“A traditional old stone townhouse filled with gorgeous contemporary art, situated at the edge Vence's picturesque old town”
Each of the 4 suites is individual. Pop Art has the Marilyn screen prints (one green, one red) above the big black bed with pink, orange and lime-green cushions to add some colour. There is a chandelier hanging from the bedroom ceiling and a giant swordfish from the bathroom ceiling. The sitting room has a black leather sofa with splashy colours on the wall behind.
Creamy white La Chapelle, up on the top floor, is huge. A wide double has ornate wrought-iron bedheads and room for a couple of armchairs. It also has gorgeous ceramics in a small display case, and a wonderfully extravagant bathroom.
Chateau is more demure by comparison, with carved wood bedheads and a bust on the black marble fireplace flanked by gilded lamps.
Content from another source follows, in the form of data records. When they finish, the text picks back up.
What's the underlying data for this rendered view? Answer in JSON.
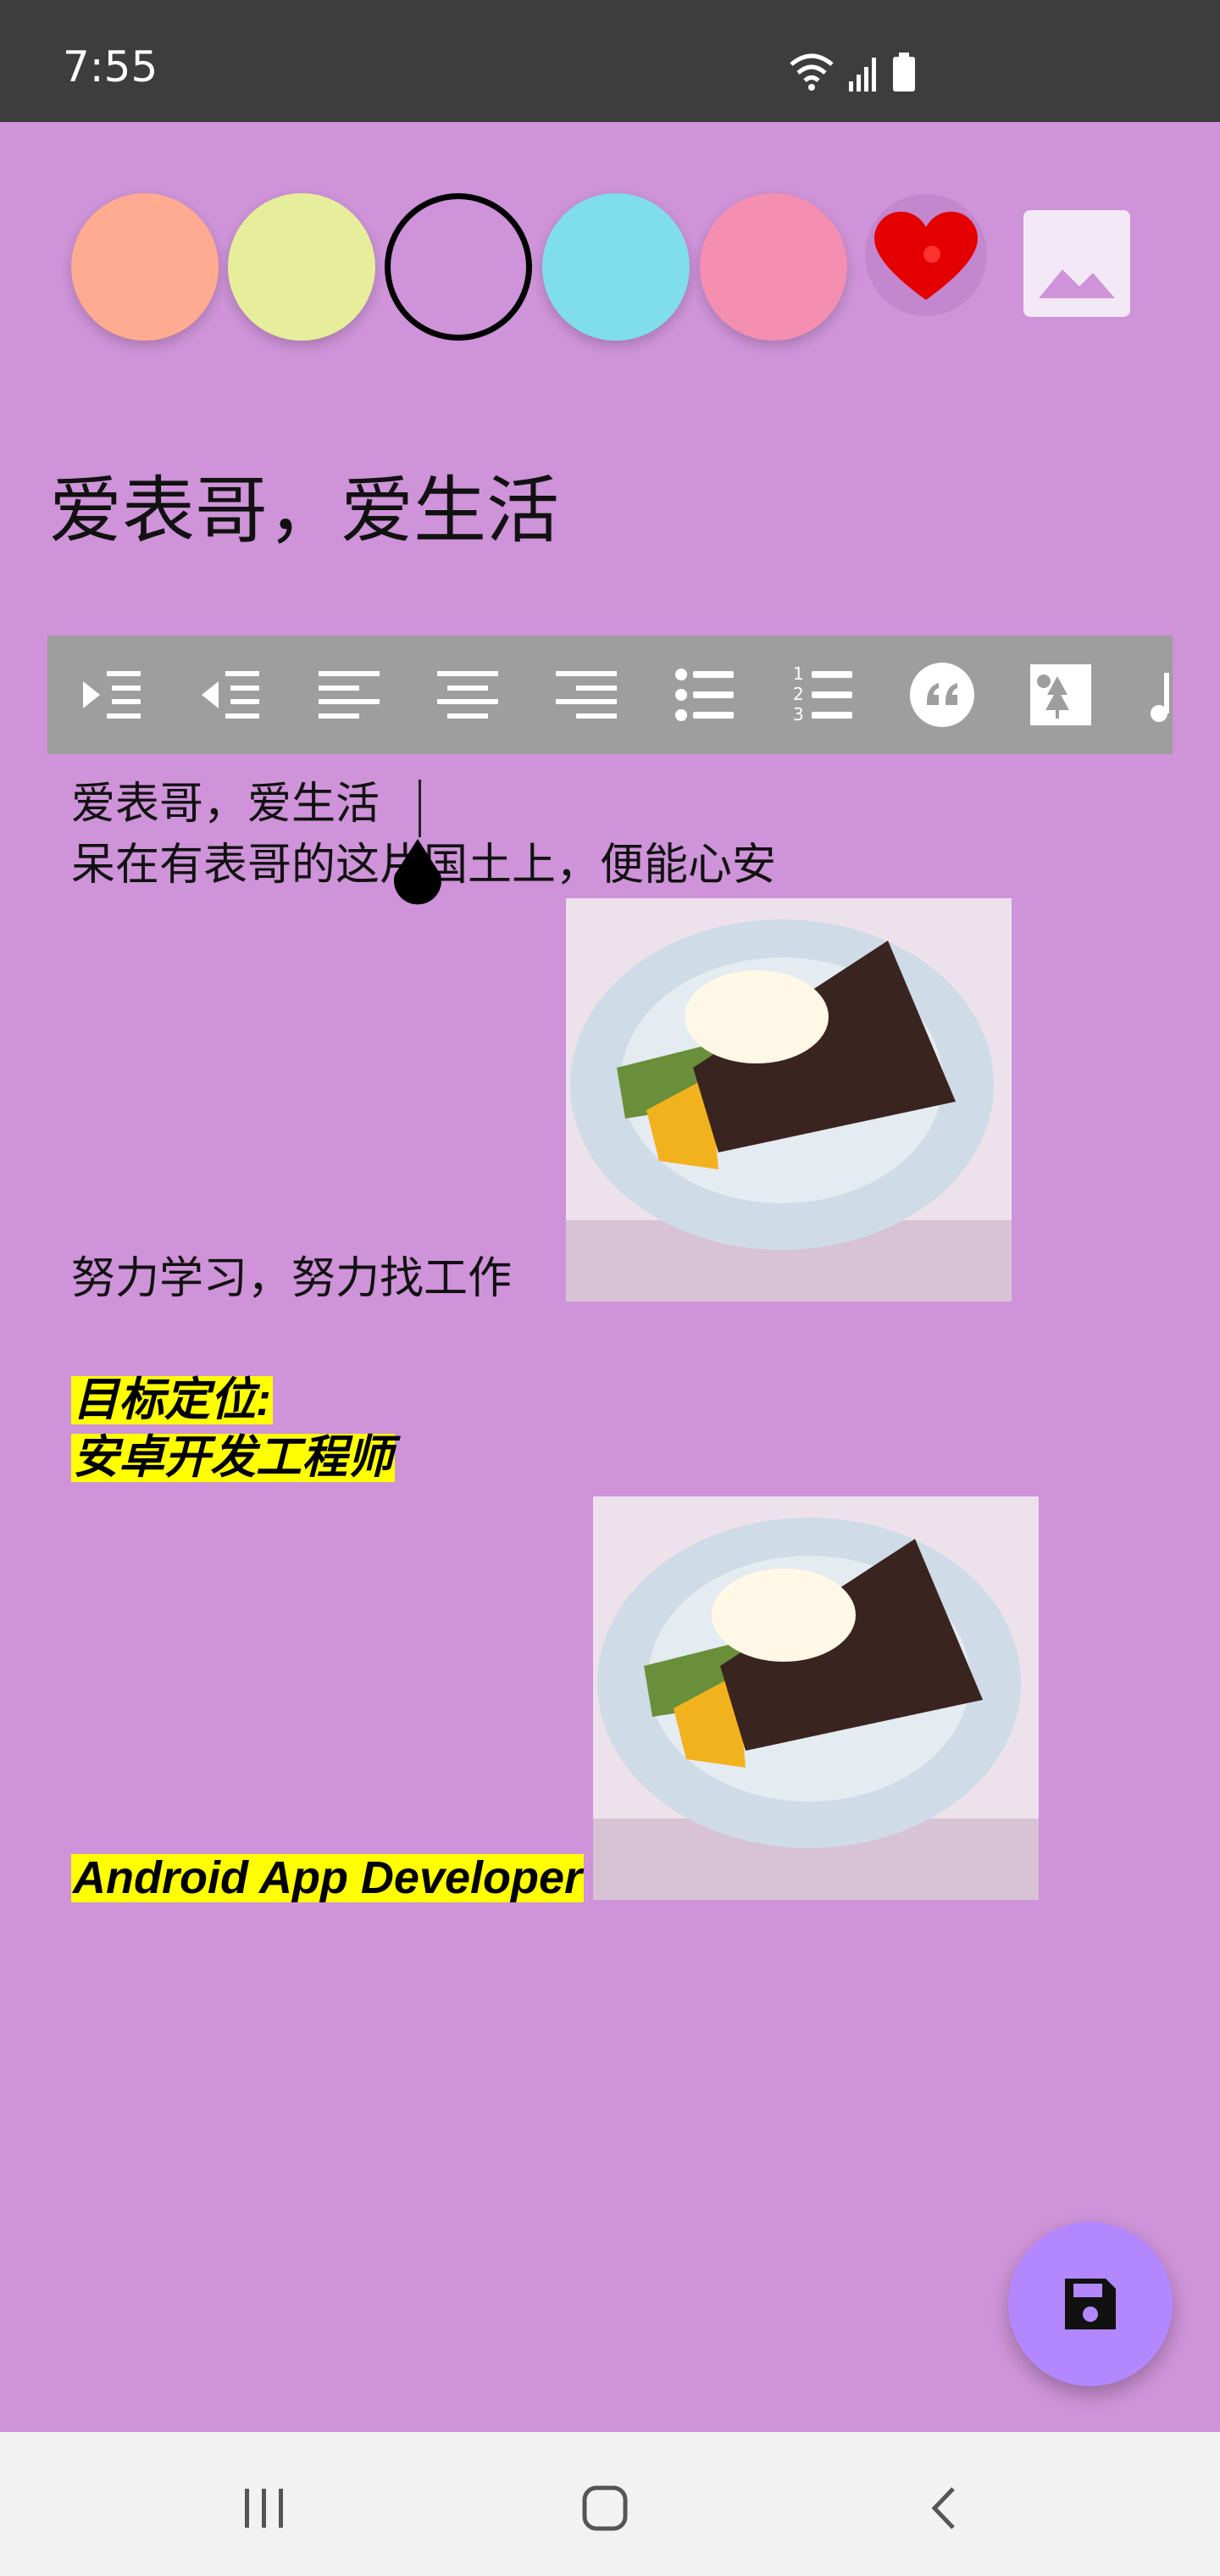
{
  "status_bar": {
    "time": "7:55",
    "icons": [
      "wifi-icon",
      "signal-icon",
      "battery-icon"
    ]
  },
  "color_picker": {
    "colors": [
      "#ffab91",
      "#e6ee9c",
      "#ce93d8",
      "#80deea",
      "#f48fb1"
    ],
    "selected_index": 2,
    "favorite_icon": "heart-icon",
    "image_icon": "image-icon"
  },
  "note": {
    "title": "爱表哥，爱生活"
  },
  "toolbar": {
    "tools": [
      "indent-icon",
      "outdent-icon",
      "align-left-icon",
      "align-center-icon",
      "align-right-icon",
      "bullet-list-icon",
      "numbered-list-icon",
      "quote-icon",
      "insert-image-icon",
      "music-icon"
    ]
  },
  "editor": {
    "line1": "爱表哥，爱生活",
    "line2": "呆在有表哥的这片国土上，便能心安",
    "line3": "努力学习，努力找工作",
    "highlight1": "目标定位:",
    "highlight2": "安卓开发工程师",
    "highlight3": "Android App Developer"
  },
  "fab": {
    "icon": "save-icon"
  },
  "nav_bar": {
    "icons": [
      "recents-icon",
      "home-icon",
      "back-icon"
    ]
  },
  "colors": {
    "background": "#ce93d8",
    "toolbar": "#9e9e9e",
    "highlight": "#ffff00",
    "fab": "#b388ff",
    "heart": "#e50000"
  }
}
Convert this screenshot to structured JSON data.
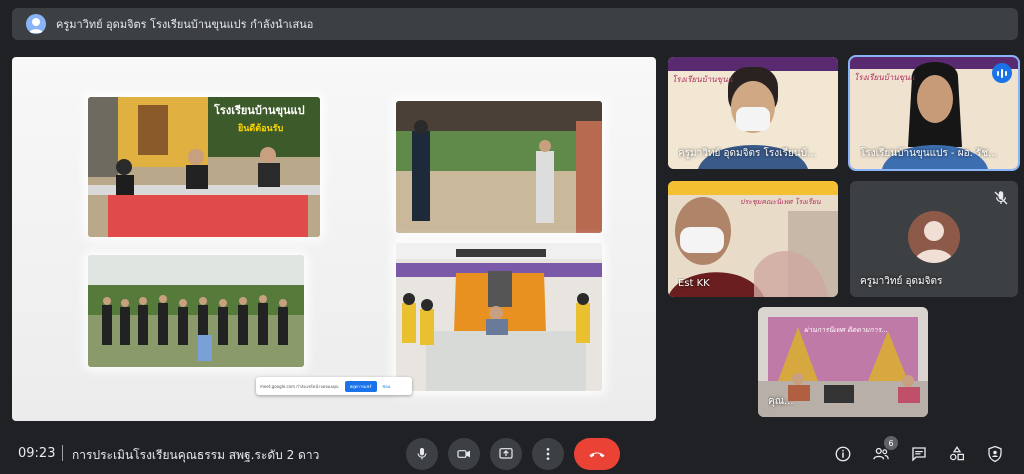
{
  "presenter": {
    "banner": "ครูมาวิทย์ อุดมจิตร โรงเรียนบ้านขุนแปร กำลังนำเสนอ"
  },
  "screen_share": {
    "photo_1_sign": "โรงเรียนบ้านขุนแป",
    "photo_1_sign2": "ยินดีต้อนรับ",
    "chip_text": "meet.google.com กำลังแชร์หน้าจอของคุณ",
    "chip_stop": "หยุดการแชร์",
    "chip_hide": "ซ่อน"
  },
  "participants": [
    {
      "name": "ครูมาวิทย์ อุดมจิตร โรงเรียนบ้...",
      "banner": "โรงเรียนบ้านขุนแ"
    },
    {
      "name": "โรงเรียนบ้านขุนแปร - ผอ. รัช...",
      "banner": "โรงเรียนบ้านขุนแ"
    },
    {
      "name": "Est KK",
      "banner": "ประชุมคณะนิเทศ โรงเรียน"
    },
    {
      "name": "ครูมาวิทย์ อุดมจิตร"
    },
    {
      "name": "คุณ...",
      "banner": "ผ่านการนิเทศ ติดตามการ..."
    }
  ],
  "bottom_bar": {
    "time": "09:23",
    "meeting_title": "การประเมินโรงเรียนคุณธรรม สพฐ.ระดับ 2 ดาว",
    "people_count": "6"
  },
  "colors": {
    "background": "#202124",
    "surface": "#3c4043",
    "accent": "#8ab4f8",
    "end_call": "#ea4335"
  },
  "icons": [
    "user-avatar-icon",
    "mic-icon",
    "camera-icon",
    "present-icon",
    "more-icon",
    "end-call-icon",
    "info-icon",
    "people-icon",
    "chat-icon",
    "activities-icon",
    "host-controls-icon",
    "mic-off-icon"
  ]
}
There is a hand-painted decorative has an additional single bed in the living room so is a good option for families.
Cubist-inspired Vallauris was occupied the day we visited, but comes with the same delicious style and fittings: crisp white linen, quilted Provencal bedcovers, raw cotton curtains, shuttered windows, varnished wood desks and TVs (not that you need them).
Bathrooms are excellent, with huge cymbal-sized shower heads, contemporary porcelain sinks, heated towel rails and fluffy white bathrobes to pad around in.
Breakfast (included in the price) isn’t a rush. You eat in the kitchen with oils on the walls, a rather grand country dresser to one side, decanters on plinths, colourful tea tins lined up neatly on one shelf and a white beamed ceiling above you. A couple of baguettes are laid neatly across the bread board, there are baskets of croissants, pretty glasses filled with freshly-squeezed juice and various jams.
At night, if you want to stay in, Thierry will organise a plate of French cheeses with a salad, some bread and a bottle of Provencal wine. In the winter months, when it’s not too busy, table d’hôte dinners are available on request for a set price; you can discuss menus directly.
If you want to eat out at the poshest place in the area, head 2km down the hill to St Paul de Vence (an impossibly pretty hilltop village which is besieged in summer by tourists) and try to bag a table at Le Colombe d’Or, where Madonna and Robbie Williams like to hang out. Wildly expensive, and it might have had its day, but still the reputation lingers. But there's plenty of choice in Vence. Try L’Amoise for exceptional fish, or Le Clemenceau, a simple bistro in the old town for good local food and reasonable prices.